Your reply must contain the full listing below, reproduced exactly, but no pictures.

━━━

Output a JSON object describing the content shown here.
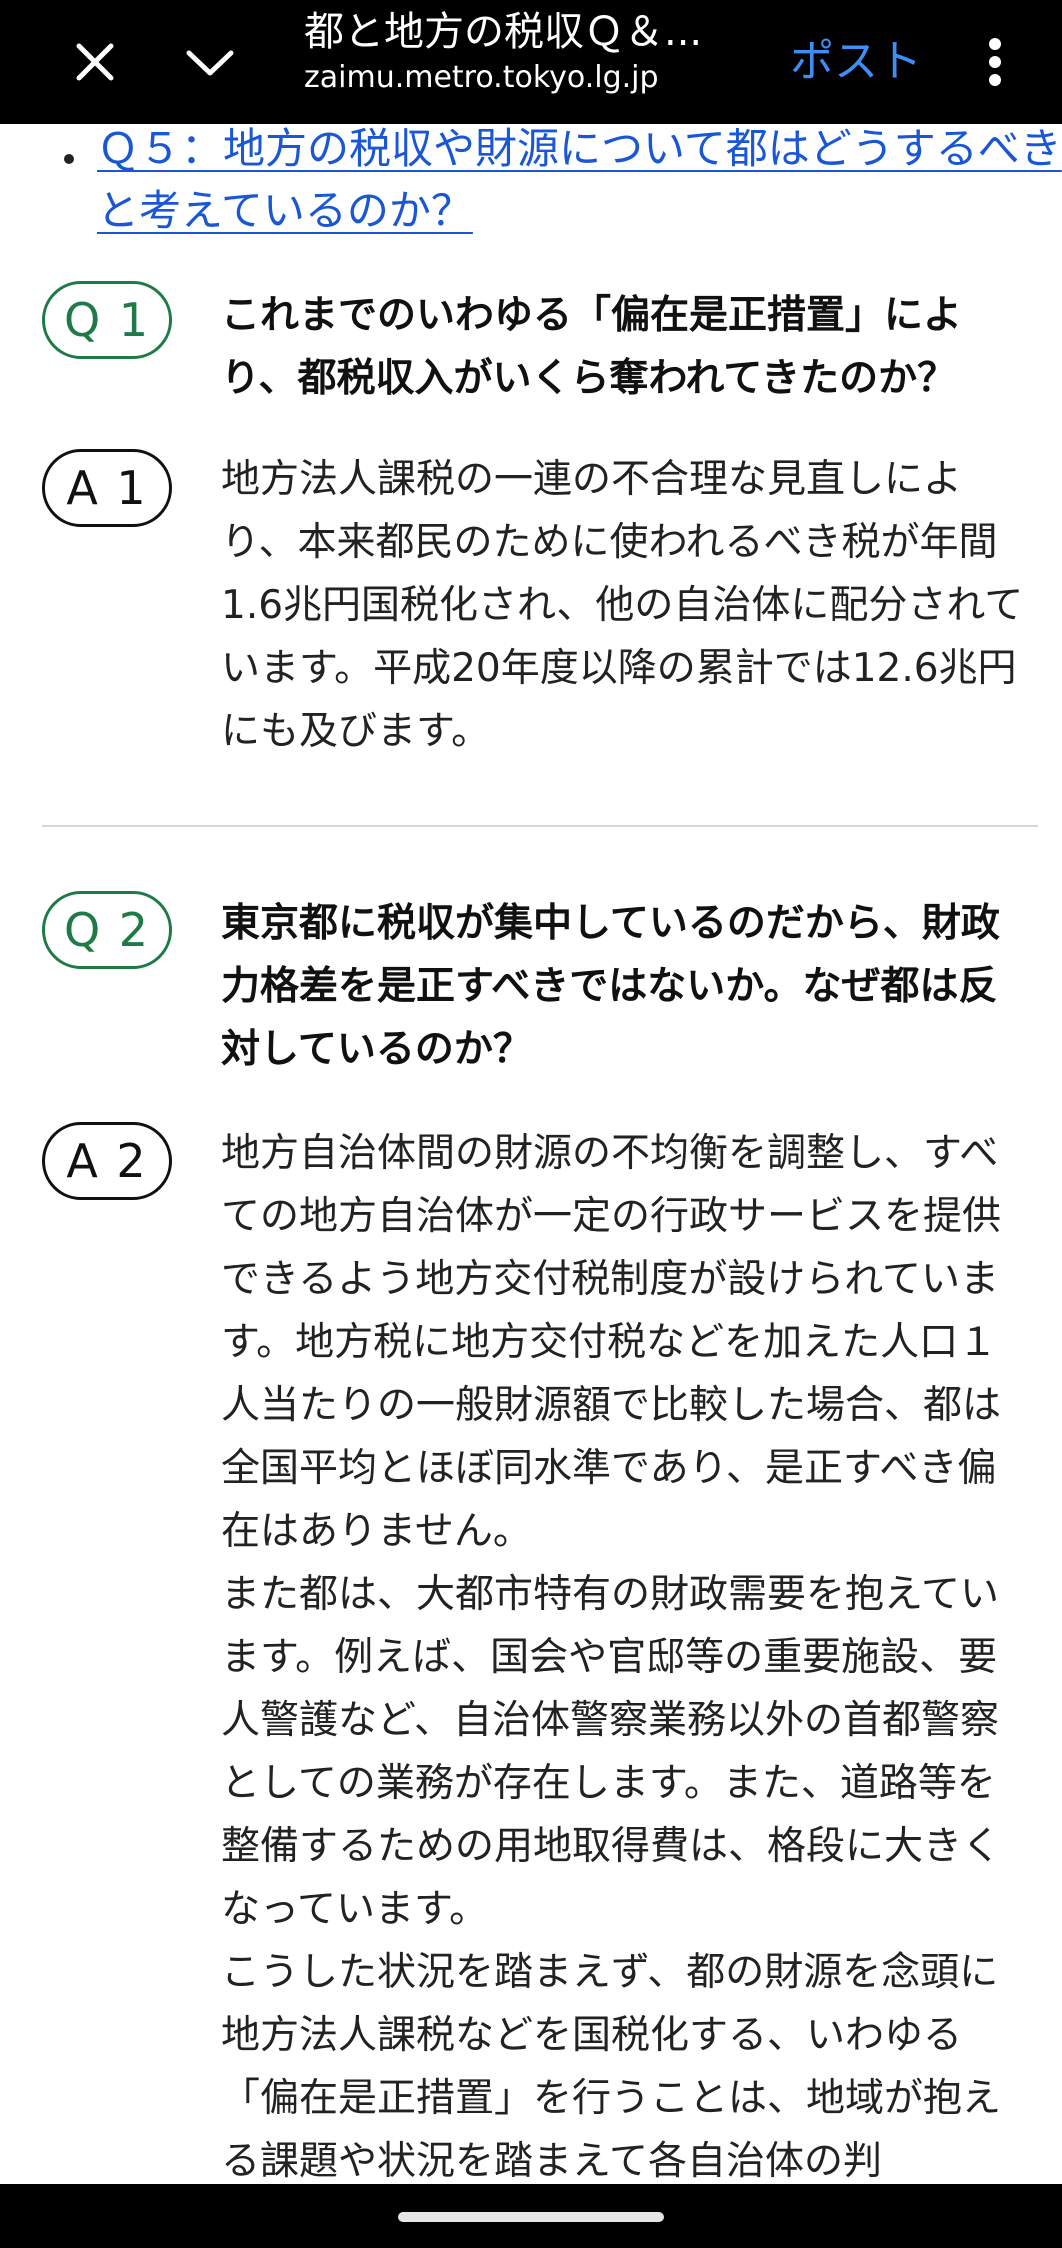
{
  "browser": {
    "title": "都と地方の税収Ｑ＆...",
    "url": "zaimu.metro.tokyo.lg.jp",
    "post_label": "ポスト"
  },
  "toc": {
    "q5_link": "Ｑ５：地方の税収や財源について都はどうするべきと考えているのか？"
  },
  "qa": [
    {
      "q_badge": "Q 1",
      "question": "これまでのいわゆる「偏在是正措置」により、都税収入がいくら奪われてきたのか？",
      "a_badge": "A 1",
      "answer": "地方法人課税の一連の不合理な見直しにより、本来都民のために使われるべき税が年間1.6兆円国税化され、他の自治体に配分されています。平成20年度以降の累計では12.6兆円にも及びます。"
    },
    {
      "q_badge": "Q 2",
      "question": "東京都に税収が集中しているのだから、財政力格差を是正すべきではないか。なぜ都は反対しているのか？",
      "a_badge": "A 2",
      "answer_paragraphs": [
        "地方自治体間の財源の不均衡を調整し、すべての地方自治体が一定の行政サービスを提供できるよう地方交付税制度が設けられています。地方税に地方交付税などを加えた人口１人当たりの一般財源額で比較した場合、都は全国平均とほぼ同水準であり、是正すべき偏在はありません。",
        "また都は、大都市特有の財政需要を抱えています。例えば、国会や官邸等の重要施設、要人警護など、自治体警察業務以外の首都警察としての業務が存在します。また、道路等を整備するための用地取得費は、格段に大きくなっています。",
        "こうした状況を踏まえず、都の財源を念頭に地方法人課税などを国税化する、いわゆる「偏在是正措置」を行うことは、地域が抱える課題や状況を踏まえて各自治体の判"
      ]
    }
  ]
}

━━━

> **Response**:
Output a JSON object describing the content shown here.
{
  "browser": {
    "title": "都と地方の税収Ｑ＆...",
    "url": "zaimu.metro.tokyo.lg.jp",
    "post_label": "ポスト"
  },
  "toc": {
    "q5_link": "Ｑ５：地方の税収や財源について都はどうするべきと考えているのか？"
  },
  "qa": [
    {
      "q_badge": "Q 1",
      "question": "これまでのいわゆる「偏在是正措置」により、都税収入がいくら奪われてきたのか？",
      "a_badge": "A 1",
      "answer": "地方法人課税の一連の不合理な見直しにより、本来都民のために使われるべき税が年間1.6兆円国税化され、他の自治体に配分されています。平成20年度以降の累計では12.6兆円にも及びます。"
    },
    {
      "q_badge": "Q 2",
      "question": "東京都に税収が集中しているのだから、財政力格差を是正すべきではないか。なぜ都は反対しているのか？",
      "a_badge": "A 2",
      "answer_paragraphs": [
        "地方自治体間の財源の不均衡を調整し、すべての地方自治体が一定の行政サービスを提供できるよう地方交付税制度が設けられています。地方税に地方交付税などを加えた人口１人当たりの一般財源額で比較した場合、都は全国平均とほぼ同水準であり、是正すべき偏在はありません。",
        "また都は、大都市特有の財政需要を抱えています。例えば、国会や官邸等の重要施設、要人警護など、自治体警察業務以外の首都警察としての業務が存在します。また、道路等を整備するための用地取得費は、格段に大きくなっています。",
        "こうした状況を踏まえず、都の財源を念頭に地方法人課税などを国税化する、いわゆる「偏在是正措置」を行うことは、地域が抱える課題や状況を踏まえて各自治体の判"
      ]
    }
  ]
}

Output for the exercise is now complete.